WellMob a new website to enhance Indigenous wellbeing launched
[by Tara Hoyne]
The WellMob Reference Group based in Lismore NSW. Other groups in Adelaide and Darwin guided the development of the new website. Image includes members of the HealthInfoNet and eMHPrac collaboration. Image: supplied
Until now, looking for wellbeing resources for Aboriginal and Torres Strait Islander people on the Internet has been like looking for needles in haystacks. With the launch of a new website, called WellMob, this problem is now solved!
The inspiration for the WellMob website came from frontline health and wellbeing workers, who said they needed a one-stop-shop to easily access culturally relevant resources to use with their Aboriginal and Torres Strait Islander clients. WellMob brings together over 200 videos, apps, podcasts and other websites in the one place and is free to access
The website was developed by eMHPrac (e-mental health in practice) in partnership with the Australian Indigenous HealthInfoNet. The easy to use visual format will support those who work in mental health, family support, education and youth services.
David Edwards, a Worimi man who project managed the website for eMHPrac, said ”Input from around the country has ensured WellMob was created for and by our mob. Reference groups of Indigenous health workers were set up in Larrakia (Darwin), Kaurna (Adelaide) and Bundjalung (Lismore NSW) country. They guided website development every step of the way”.
HealthInfoNet Director, Professor Neil Drew, said of the collaboration “It has resulted in a holistic website which will support mental as well as physical, cultural and spiritual health.
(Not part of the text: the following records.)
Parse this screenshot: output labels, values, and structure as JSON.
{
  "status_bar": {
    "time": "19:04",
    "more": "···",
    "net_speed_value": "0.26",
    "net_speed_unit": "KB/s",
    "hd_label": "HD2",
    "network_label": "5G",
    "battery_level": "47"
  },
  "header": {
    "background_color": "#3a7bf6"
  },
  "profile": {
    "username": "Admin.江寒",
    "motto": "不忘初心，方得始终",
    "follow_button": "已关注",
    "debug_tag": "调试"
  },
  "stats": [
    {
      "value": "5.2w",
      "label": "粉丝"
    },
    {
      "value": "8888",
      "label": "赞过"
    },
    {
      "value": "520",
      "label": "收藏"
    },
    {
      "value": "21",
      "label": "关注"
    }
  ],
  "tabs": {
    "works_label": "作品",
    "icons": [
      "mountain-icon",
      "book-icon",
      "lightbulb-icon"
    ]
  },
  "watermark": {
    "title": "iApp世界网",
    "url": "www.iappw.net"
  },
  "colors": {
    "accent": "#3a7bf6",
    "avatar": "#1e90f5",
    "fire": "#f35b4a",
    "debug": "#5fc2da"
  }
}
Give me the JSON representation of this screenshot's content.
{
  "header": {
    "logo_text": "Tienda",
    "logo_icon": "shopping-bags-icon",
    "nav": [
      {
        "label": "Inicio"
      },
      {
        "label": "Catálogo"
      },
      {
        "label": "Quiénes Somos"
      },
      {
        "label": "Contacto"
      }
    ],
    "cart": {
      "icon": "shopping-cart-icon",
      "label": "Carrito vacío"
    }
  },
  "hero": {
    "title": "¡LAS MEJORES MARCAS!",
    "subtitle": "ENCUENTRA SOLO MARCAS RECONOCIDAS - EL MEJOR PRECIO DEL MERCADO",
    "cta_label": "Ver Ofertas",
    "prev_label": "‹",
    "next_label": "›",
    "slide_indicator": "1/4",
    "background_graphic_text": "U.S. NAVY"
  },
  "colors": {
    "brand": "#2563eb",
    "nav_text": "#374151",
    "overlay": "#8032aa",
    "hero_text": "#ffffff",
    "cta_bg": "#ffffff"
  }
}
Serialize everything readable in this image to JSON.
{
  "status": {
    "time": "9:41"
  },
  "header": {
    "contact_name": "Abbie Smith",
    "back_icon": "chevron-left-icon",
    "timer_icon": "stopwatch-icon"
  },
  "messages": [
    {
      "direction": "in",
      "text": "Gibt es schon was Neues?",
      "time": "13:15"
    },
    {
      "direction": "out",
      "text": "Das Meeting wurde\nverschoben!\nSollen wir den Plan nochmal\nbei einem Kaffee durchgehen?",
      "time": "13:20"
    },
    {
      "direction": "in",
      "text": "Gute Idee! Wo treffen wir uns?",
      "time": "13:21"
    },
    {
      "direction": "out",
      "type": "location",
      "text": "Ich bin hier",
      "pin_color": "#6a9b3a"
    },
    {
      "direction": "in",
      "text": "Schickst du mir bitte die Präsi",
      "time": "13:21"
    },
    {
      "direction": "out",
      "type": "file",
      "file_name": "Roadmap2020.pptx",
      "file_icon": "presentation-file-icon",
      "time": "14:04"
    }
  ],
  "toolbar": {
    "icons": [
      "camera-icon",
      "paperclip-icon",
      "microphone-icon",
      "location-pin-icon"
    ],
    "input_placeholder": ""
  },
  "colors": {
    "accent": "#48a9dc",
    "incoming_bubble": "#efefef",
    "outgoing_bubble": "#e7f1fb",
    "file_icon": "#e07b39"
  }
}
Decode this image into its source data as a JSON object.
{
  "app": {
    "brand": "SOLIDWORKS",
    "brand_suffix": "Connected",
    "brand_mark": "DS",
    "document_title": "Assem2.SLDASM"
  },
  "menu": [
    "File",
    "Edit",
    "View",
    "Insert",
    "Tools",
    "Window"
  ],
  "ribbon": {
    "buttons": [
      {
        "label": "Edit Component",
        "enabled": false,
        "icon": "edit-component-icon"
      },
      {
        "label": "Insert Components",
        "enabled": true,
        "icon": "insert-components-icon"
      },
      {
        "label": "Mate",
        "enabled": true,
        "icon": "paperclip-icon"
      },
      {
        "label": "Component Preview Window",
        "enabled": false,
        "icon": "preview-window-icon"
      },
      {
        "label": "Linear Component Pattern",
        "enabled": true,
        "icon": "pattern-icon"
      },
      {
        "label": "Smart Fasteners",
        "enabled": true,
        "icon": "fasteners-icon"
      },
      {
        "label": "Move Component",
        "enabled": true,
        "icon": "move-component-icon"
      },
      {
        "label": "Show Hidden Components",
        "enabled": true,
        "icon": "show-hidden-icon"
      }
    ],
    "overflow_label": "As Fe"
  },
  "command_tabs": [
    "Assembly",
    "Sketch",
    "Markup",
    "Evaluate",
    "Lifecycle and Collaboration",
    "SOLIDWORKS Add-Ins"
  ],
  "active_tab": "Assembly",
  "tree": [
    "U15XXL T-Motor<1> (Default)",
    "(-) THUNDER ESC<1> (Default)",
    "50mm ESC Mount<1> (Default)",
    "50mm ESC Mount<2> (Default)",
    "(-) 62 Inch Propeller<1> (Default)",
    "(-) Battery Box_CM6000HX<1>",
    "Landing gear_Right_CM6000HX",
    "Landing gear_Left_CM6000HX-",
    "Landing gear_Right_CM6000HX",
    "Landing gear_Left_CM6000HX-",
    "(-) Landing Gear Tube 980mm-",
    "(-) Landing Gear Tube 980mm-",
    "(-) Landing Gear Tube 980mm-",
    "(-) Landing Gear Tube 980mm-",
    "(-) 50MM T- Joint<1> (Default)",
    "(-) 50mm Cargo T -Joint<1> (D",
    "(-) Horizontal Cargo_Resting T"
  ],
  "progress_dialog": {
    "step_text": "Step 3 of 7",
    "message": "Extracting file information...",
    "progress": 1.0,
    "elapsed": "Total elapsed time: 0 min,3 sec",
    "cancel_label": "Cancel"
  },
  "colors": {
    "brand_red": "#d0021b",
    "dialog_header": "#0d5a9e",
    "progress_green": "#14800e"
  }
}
It will allow health and community workers to confidently share useful online resources with their clients and communities”.
The new WellMob website is now available at https://wellmob.org.au/
Aboriginal teenager 19 is another WA black death in custody
[Tita Smith, Daily Mail Australia]
A 19-year-old teenager has taken his own life at Acacia Perth just weeks after another Indigenous man died at the same facility.
Gumbaynggirr Indigenous language vital to place and story
[Claire Lindsay, ABC]
When Gumbaynggirr Elder Gary Williams reflects on the 2020 NAIDOC theme 'Always was, always will be,' the first thing he does is translate it into his language: 'Malaaw yidaa yilaana yidaa'.
Condobolin stroke survivor helps others find their 'new normal'
[by Emily Granland]
Almost two years after suffering a debilitating stroke, Condobolin local and proud Wiradjuri woman Charlotte Porter is ready to make a difference to other working age stroke survivors.